Yesterday at work I spent the better part of the afternoon trying to figure out why a form couldn’t handle multiple file uploads. These uploads where failry big – quicktime and wmv files – so I thought the culprit was the large file size. But the script was not returning any error warnings or notices which made it quite a pain to debug. With a co-workers help we traced it to two settings in php.ini.

  • post_max_size = (some number)M
  • upload_max_filesize = (some number)M

post_max_size controls the total size of your post request while upload_max_filesize controls the max size of each file uploaded. The sum of file sizes can’t exceed the maximum size of the post request.

A related apache setting could come in to play here, LimitRequestBody, which also sets a limit on how large a post request can be. So, in order to have working uploads for your php scripts, these 3 numbers have to jive. LimitRequestBody = post_max_size >>> upload_max_filesize

PHP Application Frameworks

Whenever I’ve read about projects or people advocating the use of a Model-View-Controller framework for a php-driven web site, I’ve always gotten a hunch that its an overly-big hammer to use for your typical website. While the theory of its use may make sense for a desktop client application, I’m not convinced it fits for a website where what you are doing is sending pages of content to a browser. Other people seem to share this viewpoint. See Web Applications: still no ideal architecture… which links to the more interesting The Mountain of Worthless Information who writes:

At the end of the day, we need to stop pretending that the Web browser is just an extension of the desktop, and recognize it for what it really is: the old mainframe terminal, gussied up by lots of colors, graphics, and better fonts. Treat your web apps as we did terminal-based apps 30 years ago, and you’ll find your system behaves a lot better as a result.
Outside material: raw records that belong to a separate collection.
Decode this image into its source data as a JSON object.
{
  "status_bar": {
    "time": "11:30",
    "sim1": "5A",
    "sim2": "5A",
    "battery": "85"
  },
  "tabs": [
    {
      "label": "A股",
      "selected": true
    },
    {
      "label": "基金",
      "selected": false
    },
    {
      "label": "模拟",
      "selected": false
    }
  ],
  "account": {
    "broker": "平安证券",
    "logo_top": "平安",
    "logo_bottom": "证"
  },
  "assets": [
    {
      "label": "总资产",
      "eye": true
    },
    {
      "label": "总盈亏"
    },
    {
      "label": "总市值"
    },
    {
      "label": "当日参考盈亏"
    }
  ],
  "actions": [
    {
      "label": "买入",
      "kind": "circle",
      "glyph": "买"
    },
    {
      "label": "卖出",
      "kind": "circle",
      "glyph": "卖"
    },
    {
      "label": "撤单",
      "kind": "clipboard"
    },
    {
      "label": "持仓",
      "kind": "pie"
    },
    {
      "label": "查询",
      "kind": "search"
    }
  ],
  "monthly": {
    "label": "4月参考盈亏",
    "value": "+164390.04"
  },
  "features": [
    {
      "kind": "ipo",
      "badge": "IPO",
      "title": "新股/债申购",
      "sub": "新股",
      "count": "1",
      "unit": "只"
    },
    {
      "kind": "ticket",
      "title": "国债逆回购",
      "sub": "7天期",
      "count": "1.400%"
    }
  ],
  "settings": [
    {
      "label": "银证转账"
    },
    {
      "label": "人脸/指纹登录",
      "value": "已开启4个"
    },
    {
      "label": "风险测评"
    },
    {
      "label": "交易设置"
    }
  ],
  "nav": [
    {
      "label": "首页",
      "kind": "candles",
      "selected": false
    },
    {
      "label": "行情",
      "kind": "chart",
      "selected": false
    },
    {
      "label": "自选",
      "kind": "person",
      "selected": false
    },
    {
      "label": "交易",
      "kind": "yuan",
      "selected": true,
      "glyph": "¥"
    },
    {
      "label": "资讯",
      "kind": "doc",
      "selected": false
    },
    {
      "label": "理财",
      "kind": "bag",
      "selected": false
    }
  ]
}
On a related note, while the MVC pattern may not work for a php webpage. There’s no reason not to use a Frontcontroller. The WACT project’s page on FrontControllers is a handy reference for all the different ways you can register such a script on Apache including: Physical mapping, using mod_rewrite, and using the ErrorDocument directive.

Turns out all this time when I’ve been coding I’ve been using FrontControllers, I just didn’t know it. I see some interesting ways I can automate what I’ve been writing to create a simple, reusable front-controller script.